Liendo’s success in pool earns Swimmer of the Year Award
There was a time when Joshua Liendo was an unknown on the international stage.
Following a banner year where the 20-year-old from Markham, Ont., earned medals at both the world championships and Commonwealth Games, people are taking notice.
“I think I’ve established myself and I’ve done things,” said Liendo, who trained with coach Ryan Mallette at the High Performance Centre – Ontario last year. “You can see people kind of planning for racing against me now. My competitors, they know who I am.”
Liendo’s achievements have been recognized by Swimming Canada naming him the Olympic Program’s Male Swimmer of the Year for 2022.
“It’s a huge honour,” said Liendo, the Junior Swimmer of the Year in 2021. “Being named to something like this is a very humbling experience.”
At the FINA World Championships in Budapest, Liendo claimed bronze in the 100-metre freestyle and in 100-m butterfly. He broke the Canadian record in the 50-m freestyle, finishing fifth.
Liendo was also part of the mixed 4×100-m freestyle relay team that captured silver and broke the Canadian record. He was a member of the men’s 4×100-m freestyle relay team that finished sixth and the men’s 4×100-m medley relay team that finished 11th.
About a month later at the Commonwealth Games in Birmingham, England, Liendo won gold in the 100-m fly and grabbed bronze in the 50-m freestyle. He was also a member of the 4×100-m freestyle relay and the mixed 4×100-m freestyle relay that took home bronze. Liendo placed sixth in the 50-m butterfly and seventh in the 100-m freestyle.
Mallette said Liendo’s achievements are ahead of schedule.
“He’s fast tracking some things,” he said. “It’s so exciting that he’s been able to do that at a young age and compete against the best people in the world.
“I think his future is so great.”
The world championship bronze in the 100 free was special for Liendo. It was his first medal in a major, international long-course event.
“Being in the final, at one point leading the race, but just being in that fight . . . showed that I could be competitive on the world stage,” he said, “To do it at the world championships was a special moment. Just me taking that next step.”
Liendo finished just 0.13 of a second behind world record holder David Popovici of Romania.
“Just showing that I can be competitive with the best in the world, it’s a confidence boost,” he said. “It also gives me something to work towards, to try and get to the top of the podium the next time.
“I can just get up and race them.”
Liendo competed at the Tokyo 2020 Olympic Games in 2021, then won three medals at the FINA World Swimming Championships (25-m) in Abu Dhabi.
Even with his success, his learning curve continues.
“It starts getting more detailed,” said Liendo, who is attending the University of Florida. “You’ve got to look at different things now. I’ve got to pinpoint what I want to change.
“You’ve got to start looking at details and strategy and how you want to swim a race, certain aspects of your stroke. Be a student of the sport.”
Always fast off the blocks, Liendo is working on improving his fitness so he has the strength to hold on to the early lead he often builds in races.

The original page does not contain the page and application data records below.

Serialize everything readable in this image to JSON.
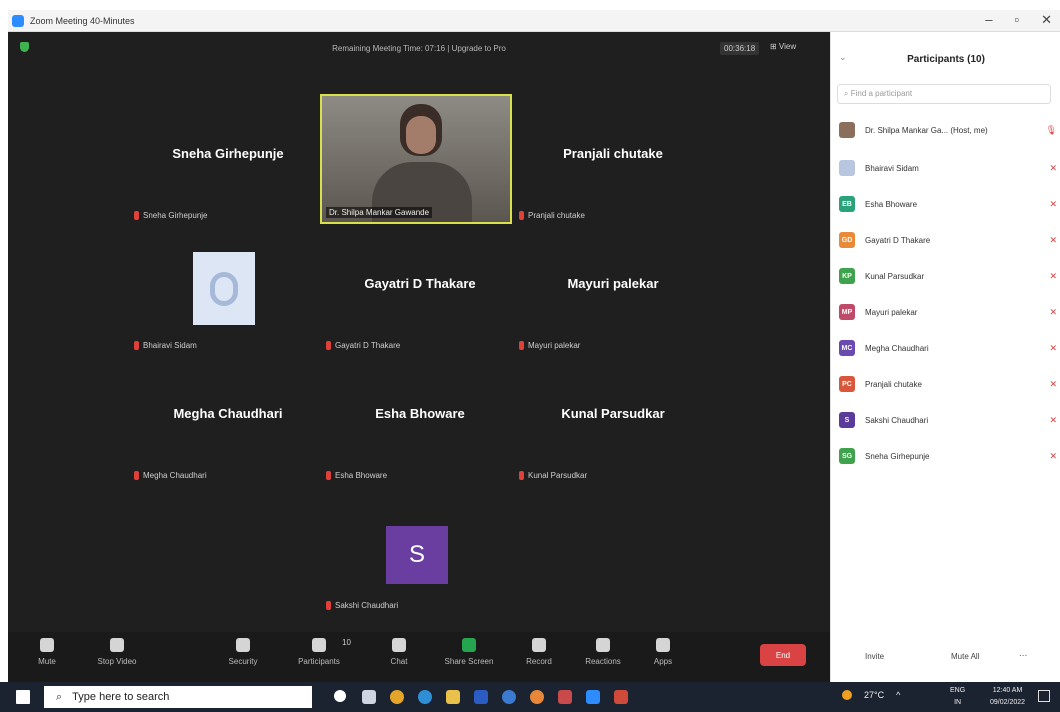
{
  "window": {
    "title": "Zoom Meeting 40-Minutes",
    "controls": [
      "–",
      "▫",
      "✕"
    ]
  },
  "meeting": {
    "remaining_text": "Remaining Meeting Time: 07:16 | Upgrade to Pro",
    "elapsed": "00:36:18",
    "view_label": "⊞ View"
  },
  "tiles": {
    "sneha_big": "Sneha Girhepunje",
    "sneha_small": "Sneha Girhepunje",
    "host_video_label": "Dr. Shilpa Mankar Gawande",
    "pranjali_big": "Pranjali chutake",
    "pranjali_small": "Pranjali chutake",
    "bhairavi_small": "Bhairavi Sidam",
    "gayatri_big": "Gayatri D Thakare",
    "gayatri_small": "Gayatri D Thakare",
    "mayuri_big": "Mayuri palekar",
    "mayuri_small": "Mayuri palekar",
    "megha_big": "Megha Chaudhari",
    "megha_small": "Megha Chaudhari",
    "esha_big": "Esha Bhoware",
    "esha_small": "Esha Bhoware",
    "kunal_big": "Kunal Parsudkar",
    "kunal_small": "Kunal Parsudkar",
    "sakshi_initial": "S",
    "sakshi_small": "Sakshi Chaudhari"
  },
  "toolbar": {
    "mute": "Mute",
    "stop_video": "Stop Video",
    "security": "Security",
    "participants": "Participants",
    "participants_count": "10",
    "chat": "Chat",
    "share_screen": "Share Screen",
    "record": "Record",
    "reactions": "Reactions",
    "apps": "Apps",
    "end": "End"
  },
  "panel": {
    "title": "Participants (10)",
    "search_placeholder": "Find a participant",
    "participants": [
      {
        "initials": "",
        "name": "Dr. Shilpa Mankar Ga... (Host, me)",
        "color": "#8b6f5c"
      },
      {
        "initials": "",
        "name": "Bhairavi Sidam",
        "color": "#b8c6df"
      },
      {
        "initials": "EB",
        "name": "Esha Bhoware",
        "color": "#2aa27a"
      },
      {
        "initials": "GD",
        "name": "Gayatri D Thakare",
        "color": "#e88a3a"
      },
      {
        "initials": "KP",
        "name": "Kunal Parsudkar",
        "color": "#3fa34d"
      },
      {
        "initials": "MP",
        "name": "Mayuri palekar",
        "color": "#c04a6a"
      },
      {
        "initials": "MC",
        "name": "Megha Chaudhari",
        "color": "#6a4ab0"
      },
      {
        "initials": "PC",
        "name": "Pranjali chutake",
        "color": "#d9573a"
      },
      {
        "initials": "S",
        "name": "Sakshi Chaudhari",
        "color": "#5a3a9a"
      },
      {
        "initials": "SG",
        "name": "Sneha Girhepunje",
        "color": "#3fa34d"
      }
    ],
    "invite": "Invite",
    "mute_all": "Mute All",
    "more": "..."
  },
  "taskbar": {
    "search_placeholder": "Type here to search",
    "temperature": "27°C",
    "language_line1": "ENG",
    "language_line2": "IN",
    "time": "12:40 AM",
    "date": "09/02/2022"
  },
  "colors": {
    "meeting_bg": "#1f1f1f",
    "active_speaker_border": "#d8e04a",
    "end_button": "#d94343",
    "mic_muted": "#e0403a"
  }
}
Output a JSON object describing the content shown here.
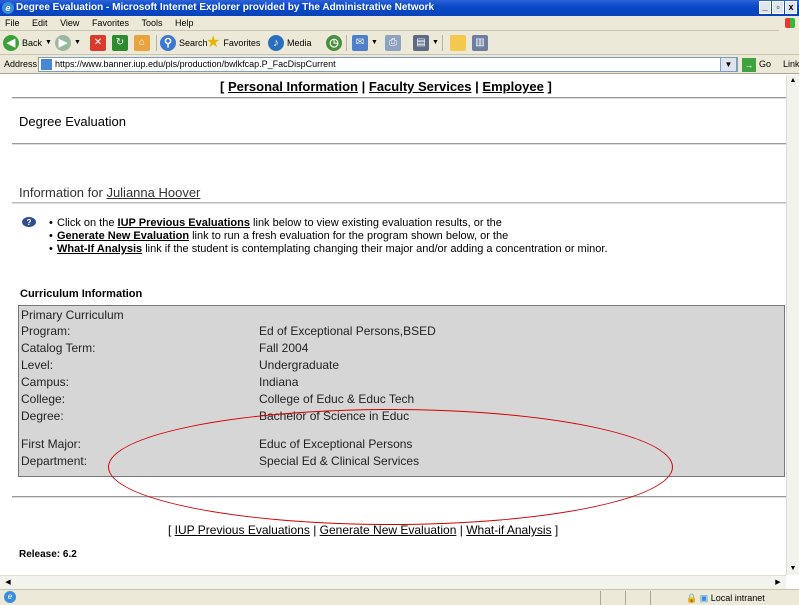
{
  "window": {
    "title": "Degree Evaluation - Microsoft Internet Explorer provided by The Administrative Network",
    "buttons": [
      "_",
      "▫",
      "x"
    ]
  },
  "menubar": {
    "items": [
      "File",
      "Edit",
      "View",
      "Favorites",
      "Tools",
      "Help"
    ]
  },
  "toolbar": {
    "back": "Back",
    "search": "Search",
    "favorites": "Favorites",
    "media": "Media"
  },
  "address": {
    "label": "Address",
    "url": "https://www.banner.iup.edu/pls/production/bwlkfcap.P_FacDispCurrent",
    "go": "Go",
    "links": "Link"
  },
  "page": {
    "top_nav": {
      "open": "[",
      "personal": "Personal Information",
      "sep1": "|",
      "faculty": "Faculty Services",
      "sep2": "|",
      "employee": "Employee",
      "close": "]"
    },
    "title": "Degree Evaluation",
    "info_prefix": "Information for ",
    "student_name": "Julianna Hoover",
    "bullets": [
      {
        "pre": "Click on the ",
        "link": "IUP Previous Evaluations",
        "post": " link below to view existing evaluation results, or the"
      },
      {
        "pre": "",
        "link": "Generate New Evaluation",
        "post": " link to run a fresh evaluation for the program shown below, or the"
      },
      {
        "pre": "",
        "link": "What-If Analysis",
        "post": " link if the student is contemplating changing their major and/or adding a concentration or minor."
      }
    ],
    "curriculum_title": "Curriculum Information",
    "curriculum": {
      "header": "Primary Curriculum",
      "rows": [
        {
          "k": "Program:",
          "v": "Ed of Exceptional Persons,BSED"
        },
        {
          "k": "Catalog Term:",
          "v": "Fall 2004"
        },
        {
          "k": "Level:",
          "v": "Undergraduate"
        },
        {
          "k": "Campus:",
          "v": "Indiana"
        },
        {
          "k": "College:",
          "v": "College of Educ & Educ Tech"
        },
        {
          "k": "Degree:",
          "v": "Bachelor of Science in Educ"
        },
        {
          "k": "First Major:",
          "v": "Educ of Exceptional Persons"
        },
        {
          "k": "Department:",
          "v": "Special Ed & Clinical Services"
        }
      ]
    },
    "bottom_links": {
      "open": "[ ",
      "previous": "IUP Previous Evaluations",
      "sep1": " | ",
      "generate": "Generate New Evaluation",
      "sep2": " | ",
      "whatif": "What-if Analysis",
      "close": " ]"
    },
    "release": "Release: 6.2"
  },
  "status": {
    "zone": "Local intranet"
  },
  "colors": {
    "titlebar": "#0a48c8",
    "highlight": "#d40000",
    "panel": "#d6d6d6"
  }
}
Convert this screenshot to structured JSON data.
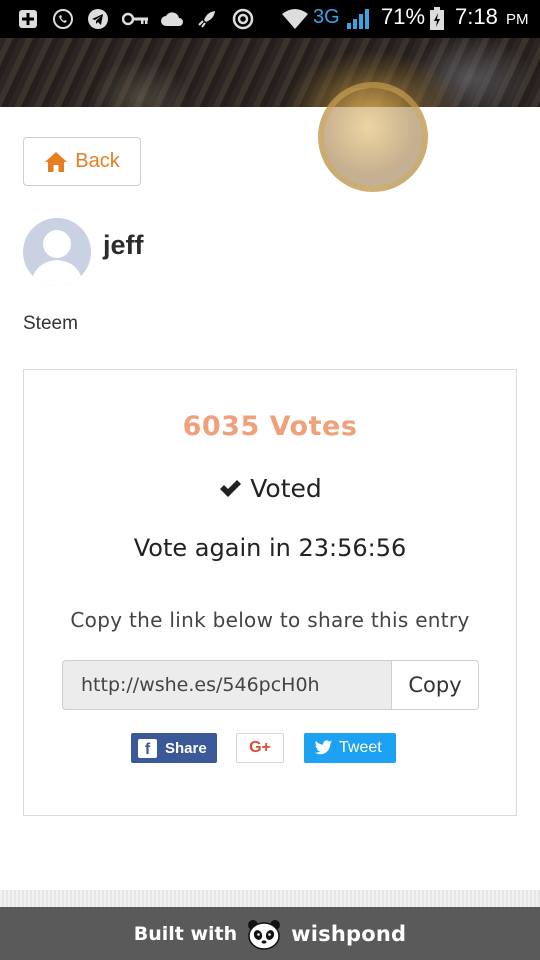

“I’m working on my endurance and working on the back end of my races,” he said. “That’s something I’m trying to improve.”
With success comes expectations.
“You’re expected to perform, right?” he said. “I’ve already been competitive at this level. I just want to continue to be competitive.
“If success means pressure, I’ll gladly welcome the pressure.”
Liendo, who spent part of his childhood growing up in Trinidad, also is comfortable with his role of being one of the few elite Black swimmers.
“I get some messages from kids or parents, telling me kids look up to me,” he said. “I feel that because every time I step on the blocks I’m a role model.
“Someone is looking at me and saying, ‘Hey, this guy is like me.’ I want to do well, being that role model.”
Mallette said Liendo has become the leader of a group of young Canadian male swimmers.
“He sets a good example,” Mallette said. “It’s all positive reinforcement with his teammates. He’s always supportive of everybody.
“He is a fantastic athlete. He’s going to make people around him better. His future is really bright.”
Liendo is getting ready for the 2023 Bell Canadian Swimming Trials at the Toronto Pan Am Sports Centre March 28-April 2 in hopes to make the team heading to the World Aquatics Championships in Japan this summer. He knows the level of competition will be higher as swimmers prepare for the Paris 2024 Olympics.
“I know it’s going to be faster,” he said. “It’s going to be a fight.
“Paris is the big goal. I want to take care of the world championships, then I’ll have lots of time to focus and train for the Olympics.”
Liendo is just beginning to reap the benefits from his hard work and sacrifice.
He’s anxious to face the challenges ahead.
“The more you improve, the harder it gets to take the next step,” he said. “I’m willing to put in the work and the effort and focus to get to that next step each time.
“I’ve learned so much, not just in swimming, about myself. I’m just going to continue to learn and I’m happy with where I am right now.”